# ASSIGNMENT:
What lines in the data below mention the string "JSON"? Copy them out.

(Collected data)

————

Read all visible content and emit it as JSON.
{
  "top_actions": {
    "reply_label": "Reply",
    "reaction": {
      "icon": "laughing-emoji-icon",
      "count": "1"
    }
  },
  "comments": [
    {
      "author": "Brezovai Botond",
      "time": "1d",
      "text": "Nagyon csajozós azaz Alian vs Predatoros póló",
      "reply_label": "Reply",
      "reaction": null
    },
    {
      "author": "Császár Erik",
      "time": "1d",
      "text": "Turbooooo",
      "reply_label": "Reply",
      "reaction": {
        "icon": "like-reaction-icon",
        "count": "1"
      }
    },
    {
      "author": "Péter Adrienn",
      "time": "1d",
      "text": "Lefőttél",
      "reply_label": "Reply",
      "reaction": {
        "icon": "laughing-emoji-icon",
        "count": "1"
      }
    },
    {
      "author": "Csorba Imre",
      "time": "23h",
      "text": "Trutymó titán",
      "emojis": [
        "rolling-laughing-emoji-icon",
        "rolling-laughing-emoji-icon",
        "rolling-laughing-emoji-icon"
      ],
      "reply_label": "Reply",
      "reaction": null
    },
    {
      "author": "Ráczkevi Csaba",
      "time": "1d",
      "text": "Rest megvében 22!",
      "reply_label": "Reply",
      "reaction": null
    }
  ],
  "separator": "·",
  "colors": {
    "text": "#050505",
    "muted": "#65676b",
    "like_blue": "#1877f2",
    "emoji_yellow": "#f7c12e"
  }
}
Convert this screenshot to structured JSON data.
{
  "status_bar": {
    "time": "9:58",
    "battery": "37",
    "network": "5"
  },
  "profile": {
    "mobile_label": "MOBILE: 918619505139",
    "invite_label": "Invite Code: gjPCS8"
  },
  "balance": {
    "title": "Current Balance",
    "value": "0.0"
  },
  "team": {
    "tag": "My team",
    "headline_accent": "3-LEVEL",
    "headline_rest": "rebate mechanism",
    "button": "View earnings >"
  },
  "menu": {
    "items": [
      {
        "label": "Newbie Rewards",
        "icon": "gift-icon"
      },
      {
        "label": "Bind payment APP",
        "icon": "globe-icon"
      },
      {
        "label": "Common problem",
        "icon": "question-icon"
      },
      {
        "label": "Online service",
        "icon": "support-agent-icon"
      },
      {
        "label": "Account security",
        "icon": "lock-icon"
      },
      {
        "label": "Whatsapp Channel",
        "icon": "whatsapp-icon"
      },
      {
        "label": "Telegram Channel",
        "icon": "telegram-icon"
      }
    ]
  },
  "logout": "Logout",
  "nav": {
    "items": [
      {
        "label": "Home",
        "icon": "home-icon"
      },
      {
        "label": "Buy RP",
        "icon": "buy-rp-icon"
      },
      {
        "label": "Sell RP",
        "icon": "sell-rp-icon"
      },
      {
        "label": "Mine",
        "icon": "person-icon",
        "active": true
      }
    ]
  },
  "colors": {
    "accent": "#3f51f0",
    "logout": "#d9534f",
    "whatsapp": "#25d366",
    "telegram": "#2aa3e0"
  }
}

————

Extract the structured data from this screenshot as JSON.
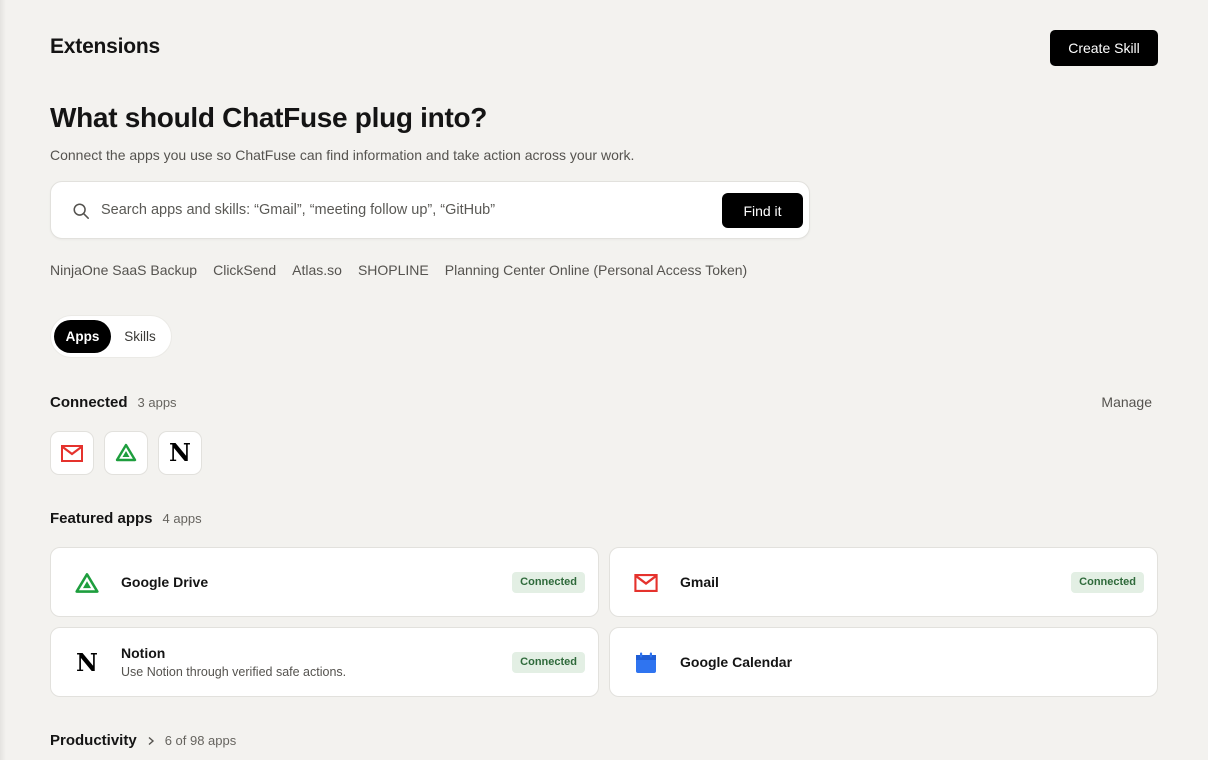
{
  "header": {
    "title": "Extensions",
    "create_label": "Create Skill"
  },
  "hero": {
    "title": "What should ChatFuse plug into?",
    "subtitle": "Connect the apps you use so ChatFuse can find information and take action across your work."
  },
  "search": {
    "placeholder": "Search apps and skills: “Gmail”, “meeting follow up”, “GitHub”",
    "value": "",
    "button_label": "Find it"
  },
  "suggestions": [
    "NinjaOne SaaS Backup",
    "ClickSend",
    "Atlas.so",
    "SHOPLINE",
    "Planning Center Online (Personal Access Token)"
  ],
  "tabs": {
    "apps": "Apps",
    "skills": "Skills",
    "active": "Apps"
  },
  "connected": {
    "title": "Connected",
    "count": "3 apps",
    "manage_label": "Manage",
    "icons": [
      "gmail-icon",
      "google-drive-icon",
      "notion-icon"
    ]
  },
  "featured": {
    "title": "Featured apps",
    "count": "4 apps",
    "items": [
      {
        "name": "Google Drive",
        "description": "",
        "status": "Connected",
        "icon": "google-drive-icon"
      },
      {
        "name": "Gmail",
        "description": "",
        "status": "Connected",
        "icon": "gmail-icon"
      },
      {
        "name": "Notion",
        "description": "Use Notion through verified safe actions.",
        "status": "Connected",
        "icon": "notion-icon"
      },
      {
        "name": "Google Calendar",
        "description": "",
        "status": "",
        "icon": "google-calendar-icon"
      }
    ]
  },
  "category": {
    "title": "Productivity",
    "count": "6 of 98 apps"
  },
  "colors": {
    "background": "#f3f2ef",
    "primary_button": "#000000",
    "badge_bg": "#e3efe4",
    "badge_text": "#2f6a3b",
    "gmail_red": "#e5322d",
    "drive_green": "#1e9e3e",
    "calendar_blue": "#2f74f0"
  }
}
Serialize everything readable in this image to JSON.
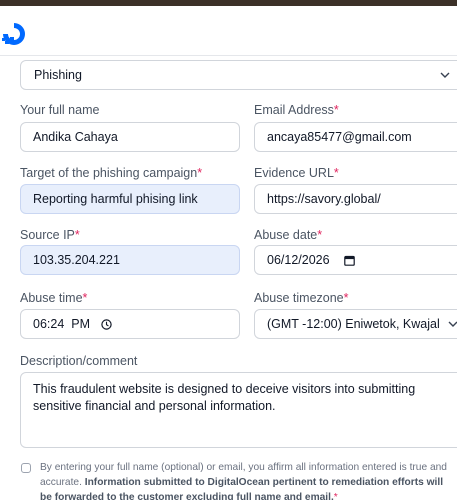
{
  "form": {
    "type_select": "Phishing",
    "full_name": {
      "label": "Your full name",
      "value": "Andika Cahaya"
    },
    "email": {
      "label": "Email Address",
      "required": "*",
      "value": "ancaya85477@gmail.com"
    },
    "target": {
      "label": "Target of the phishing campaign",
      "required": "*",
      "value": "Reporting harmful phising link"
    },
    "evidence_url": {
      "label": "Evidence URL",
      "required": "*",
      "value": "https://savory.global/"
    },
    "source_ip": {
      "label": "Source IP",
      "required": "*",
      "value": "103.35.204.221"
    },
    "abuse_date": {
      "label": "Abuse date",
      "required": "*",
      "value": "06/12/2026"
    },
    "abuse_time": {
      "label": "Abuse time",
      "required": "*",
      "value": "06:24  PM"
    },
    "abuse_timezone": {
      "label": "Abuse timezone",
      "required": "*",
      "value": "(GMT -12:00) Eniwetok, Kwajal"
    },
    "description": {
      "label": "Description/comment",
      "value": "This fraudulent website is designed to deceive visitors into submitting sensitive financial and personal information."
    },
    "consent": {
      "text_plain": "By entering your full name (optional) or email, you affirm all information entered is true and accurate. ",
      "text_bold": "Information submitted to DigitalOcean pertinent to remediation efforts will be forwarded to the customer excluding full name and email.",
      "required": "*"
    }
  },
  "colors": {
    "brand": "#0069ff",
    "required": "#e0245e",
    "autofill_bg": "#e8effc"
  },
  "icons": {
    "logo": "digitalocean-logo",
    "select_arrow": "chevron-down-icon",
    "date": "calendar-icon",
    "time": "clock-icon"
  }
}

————

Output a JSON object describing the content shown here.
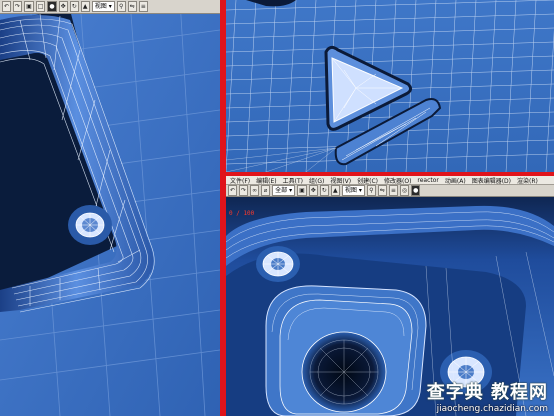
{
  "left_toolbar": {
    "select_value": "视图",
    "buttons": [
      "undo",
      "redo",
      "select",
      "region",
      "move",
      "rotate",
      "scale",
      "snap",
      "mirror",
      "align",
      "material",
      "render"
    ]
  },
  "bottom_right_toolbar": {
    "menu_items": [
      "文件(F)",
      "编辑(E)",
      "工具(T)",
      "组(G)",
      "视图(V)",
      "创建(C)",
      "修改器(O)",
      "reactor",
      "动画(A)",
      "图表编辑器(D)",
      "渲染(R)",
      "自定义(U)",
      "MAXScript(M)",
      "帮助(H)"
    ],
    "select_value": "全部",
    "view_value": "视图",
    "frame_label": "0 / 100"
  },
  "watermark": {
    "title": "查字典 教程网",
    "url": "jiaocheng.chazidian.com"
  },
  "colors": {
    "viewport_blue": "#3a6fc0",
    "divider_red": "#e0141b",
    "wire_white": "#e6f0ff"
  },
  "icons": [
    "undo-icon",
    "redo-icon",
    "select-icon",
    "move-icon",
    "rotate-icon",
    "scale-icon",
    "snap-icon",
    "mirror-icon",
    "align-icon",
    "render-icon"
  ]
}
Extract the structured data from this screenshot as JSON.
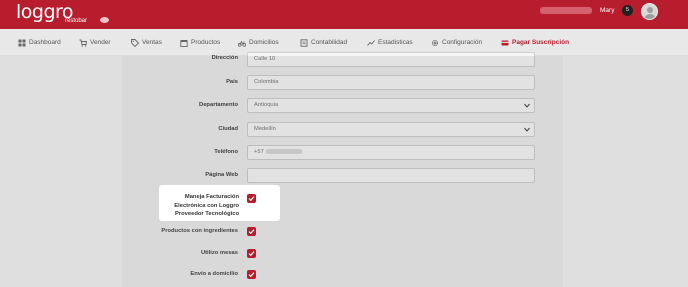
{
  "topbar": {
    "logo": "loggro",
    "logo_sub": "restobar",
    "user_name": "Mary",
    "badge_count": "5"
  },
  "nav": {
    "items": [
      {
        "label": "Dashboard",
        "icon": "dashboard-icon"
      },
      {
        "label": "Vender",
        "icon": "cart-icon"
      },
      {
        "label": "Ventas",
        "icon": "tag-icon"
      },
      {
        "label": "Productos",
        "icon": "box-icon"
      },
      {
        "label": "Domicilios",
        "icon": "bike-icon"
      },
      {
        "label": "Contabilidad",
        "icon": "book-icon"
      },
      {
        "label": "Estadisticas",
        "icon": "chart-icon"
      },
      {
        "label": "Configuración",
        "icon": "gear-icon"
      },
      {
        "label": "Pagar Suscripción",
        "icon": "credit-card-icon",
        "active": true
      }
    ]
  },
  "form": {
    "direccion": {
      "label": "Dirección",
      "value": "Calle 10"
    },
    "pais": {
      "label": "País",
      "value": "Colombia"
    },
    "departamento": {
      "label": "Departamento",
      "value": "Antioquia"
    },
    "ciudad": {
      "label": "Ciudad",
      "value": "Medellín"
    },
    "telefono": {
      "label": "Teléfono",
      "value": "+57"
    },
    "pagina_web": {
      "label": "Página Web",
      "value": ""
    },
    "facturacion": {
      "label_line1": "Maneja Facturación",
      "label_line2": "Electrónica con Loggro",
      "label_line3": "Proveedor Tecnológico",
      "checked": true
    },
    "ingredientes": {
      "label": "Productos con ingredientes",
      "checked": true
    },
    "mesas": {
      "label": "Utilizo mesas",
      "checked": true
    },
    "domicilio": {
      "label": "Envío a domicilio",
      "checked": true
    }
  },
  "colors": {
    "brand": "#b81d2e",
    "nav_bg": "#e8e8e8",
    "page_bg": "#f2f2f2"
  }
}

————

# EXERCISE ANSWER:
Read all visible content and emit it as JSON.
Convert this screenshot to structured JSON data.
Extract the structured data from this screenshot as JSON.
Serialize everything readable in this image to JSON.
Output a JSON object describing the content shown here.
Extract the structured data from this screenshot as JSON.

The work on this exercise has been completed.